**TASK TO CARRY OUT**. Every record that follows needs to be written out again, exactly.

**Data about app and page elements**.
***

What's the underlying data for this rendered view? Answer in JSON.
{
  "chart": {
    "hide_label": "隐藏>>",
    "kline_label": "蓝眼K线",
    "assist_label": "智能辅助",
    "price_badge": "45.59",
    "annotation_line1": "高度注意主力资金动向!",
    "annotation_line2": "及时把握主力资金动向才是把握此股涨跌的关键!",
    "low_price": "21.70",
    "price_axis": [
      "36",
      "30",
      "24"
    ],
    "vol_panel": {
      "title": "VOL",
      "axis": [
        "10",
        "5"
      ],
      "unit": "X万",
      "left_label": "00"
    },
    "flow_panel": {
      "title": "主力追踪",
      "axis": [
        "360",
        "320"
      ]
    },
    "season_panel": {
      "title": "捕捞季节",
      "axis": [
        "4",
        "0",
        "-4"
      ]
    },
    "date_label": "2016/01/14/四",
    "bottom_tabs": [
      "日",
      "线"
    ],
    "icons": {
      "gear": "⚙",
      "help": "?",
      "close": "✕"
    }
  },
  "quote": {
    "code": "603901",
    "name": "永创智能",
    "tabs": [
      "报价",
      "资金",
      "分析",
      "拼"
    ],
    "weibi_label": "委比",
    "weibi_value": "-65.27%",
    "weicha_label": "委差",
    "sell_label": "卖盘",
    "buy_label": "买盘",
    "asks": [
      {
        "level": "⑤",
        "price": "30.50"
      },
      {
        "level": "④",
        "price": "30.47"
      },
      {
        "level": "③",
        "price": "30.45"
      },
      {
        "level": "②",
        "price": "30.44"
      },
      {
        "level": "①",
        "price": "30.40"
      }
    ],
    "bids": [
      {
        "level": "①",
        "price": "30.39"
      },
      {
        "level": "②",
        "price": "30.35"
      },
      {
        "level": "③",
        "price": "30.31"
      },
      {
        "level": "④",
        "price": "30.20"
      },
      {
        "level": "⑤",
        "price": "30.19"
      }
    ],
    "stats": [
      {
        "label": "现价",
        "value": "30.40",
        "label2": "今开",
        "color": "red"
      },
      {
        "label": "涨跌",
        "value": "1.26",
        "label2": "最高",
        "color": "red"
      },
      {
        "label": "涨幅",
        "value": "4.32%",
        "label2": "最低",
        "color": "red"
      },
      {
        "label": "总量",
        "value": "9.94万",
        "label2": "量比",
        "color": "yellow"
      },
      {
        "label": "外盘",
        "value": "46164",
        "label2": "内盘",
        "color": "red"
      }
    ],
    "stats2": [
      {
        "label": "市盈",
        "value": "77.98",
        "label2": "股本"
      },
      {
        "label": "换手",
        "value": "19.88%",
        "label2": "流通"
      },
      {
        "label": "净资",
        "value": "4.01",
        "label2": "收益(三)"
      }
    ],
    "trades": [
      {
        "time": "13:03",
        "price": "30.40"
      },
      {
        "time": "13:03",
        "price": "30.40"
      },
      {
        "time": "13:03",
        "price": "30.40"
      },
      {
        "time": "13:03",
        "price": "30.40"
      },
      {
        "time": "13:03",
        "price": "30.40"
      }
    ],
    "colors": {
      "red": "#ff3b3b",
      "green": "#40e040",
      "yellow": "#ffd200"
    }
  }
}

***

**RESPONSE BOX**.
What's the underlying data for this rendered view? Answer in JSON.
{
  "chart": {
    "hide_label": "隐藏>>",
    "kline_label": "蓝眼K线",
    "assist_label": "智能辅助",
    "price_badge": "45.59",
    "annotation_line1": "高度注意主力资金动向!",
    "annotation_line2": "及时把握主力资金动向才是把握此股涨跌的关键!",
    "low_price": "21.70",
    "price_axis": [
      "36",
      "30",
      "24"
    ],
    "vol_panel": {
      "title": "VOL",
      "axis": [
        "10",
        "5"
      ],
      "unit": "X万",
      "left_label": "00"
    },
    "flow_panel": {
      "title": "主力追踪",
      "axis": [
        "360",
        "320"
      ]
    },
    "season_panel": {
      "title": "捕捞季节",
      "axis": [
        "4",
        "0",
        "-4"
      ]
    },
    "date_label": "2016/01/14/四",
    "bottom_tabs": [
      "日",
      "线"
    ],
    "icons": {
      "gear": "⚙",
      "help": "?",
      "close": "✕"
    }
  },
  "quote": {
    "code": "603901",
    "name": "永创智能",
    "tabs": [
      "报价",
      "资金",
      "分析",
      "拼"
    ],
    "weibi_label": "委比",
    "weibi_value": "-65.27%",
    "weicha_label": "委差",
    "sell_label": "卖盘",
    "buy_label": "买盘",
    "asks": [
      {
        "level": "⑤",
        "price": "30.50"
      },
      {
        "level": "④",
        "price": "30.47"
      },
      {
        "level": "③",
        "price": "30.45"
      },
      {
        "level": "②",
        "price": "30.44"
      },
      {
        "level": "①",
        "price": "30.40"
      }
    ],
    "bids": [
      {
        "level": "①",
        "price": "30.39"
      },
      {
        "level": "②",
        "price": "30.35"
      },
      {
        "level": "③",
        "price": "30.31"
      },
      {
        "level": "④",
        "price": "30.20"
      },
      {
        "level": "⑤",
        "price": "30.19"
      }
    ],
    "stats": [
      {
        "label": "现价",
        "value": "30.40",
        "label2": "今开",
        "color": "red"
      },
      {
        "label": "涨跌",
        "value": "1.26",
        "label2": "最高",
        "color": "red"
      },
      {
        "label": "涨幅",
        "value": "4.32%",
        "label2": "最低",
        "color": "red"
      },
      {
        "label": "总量",
        "value": "9.94万",
        "label2": "量比",
        "color": "yellow"
      },
      {
        "label": "外盘",
        "value": "46164",
        "label2": "内盘",
        "color": "red"
      }
    ],
    "stats2": [
      {
        "label": "市盈",
        "value": "77.98",
        "label2": "股本"
      },
      {
        "label": "换手",
        "value": "19.88%",
        "label2": "流通"
      },
      {
        "label": "净资",
        "value": "4.01",
        "label2": "收益(三)"
      }
    ],
    "trades": [
      {
        "time": "13:03",
        "price": "30.40"
      },
      {
        "time": "13:03",
        "price": "30.40"
      },
      {
        "time": "13:03",
        "price": "30.40"
      },
      {
        "time": "13:03",
        "price": "30.40"
      },
      {
        "time": "13:03",
        "price": "30.40"
      }
    ],
    "colors": {
      "red": "#ff3b3b",
      "green": "#40e040",
      "yellow": "#ffd200"
    }
  }
}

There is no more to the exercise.